(INFORMATION SUPPLIED Opens)
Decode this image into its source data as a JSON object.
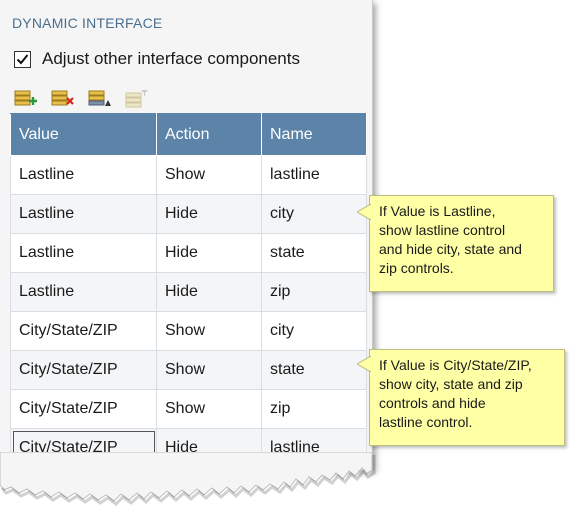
{
  "section": {
    "title": "DYNAMIC INTERFACE"
  },
  "adjust_checkbox": {
    "label": "Adjust other interface components",
    "checked": true
  },
  "toolbar": {
    "tools": [
      {
        "icon": "add-row-icon"
      },
      {
        "icon": "delete-row-icon"
      },
      {
        "icon": "sort-rows-icon"
      },
      {
        "icon": "filter-rows-icon"
      }
    ]
  },
  "table": {
    "columns": [
      "Value",
      "Action",
      "Name"
    ],
    "rows": [
      {
        "value": "Lastline",
        "action": "Show",
        "name": "lastline"
      },
      {
        "value": "Lastline",
        "action": "Hide",
        "name": "city"
      },
      {
        "value": "Lastline",
        "action": "Hide",
        "name": "state"
      },
      {
        "value": "Lastline",
        "action": "Hide",
        "name": "zip"
      },
      {
        "value": "City/State/ZIP",
        "action": "Show",
        "name": "city"
      },
      {
        "value": "City/State/ZIP",
        "action": "Show",
        "name": "state"
      },
      {
        "value": "City/State/ZIP",
        "action": "Show",
        "name": "zip"
      },
      {
        "value": "City/State/ZIP",
        "action": "Hide",
        "name": "lastline"
      }
    ]
  },
  "notes": [
    {
      "lines": [
        "If Value is Lastline,",
        "show lastline control",
        "and hide city, state and",
        "zip controls."
      ]
    },
    {
      "lines": [
        "If Value is City/State/ZIP,",
        "show city, state and zip",
        "controls and hide",
        "lastline control."
      ]
    }
  ],
  "colors": {
    "header_bg": "#5b84a8",
    "title_text": "#4a6f8e",
    "note_bg": "#ffffa6"
  }
}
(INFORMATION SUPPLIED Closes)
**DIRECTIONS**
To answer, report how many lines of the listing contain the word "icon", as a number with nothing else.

**WRITTEN SOLUTION**
4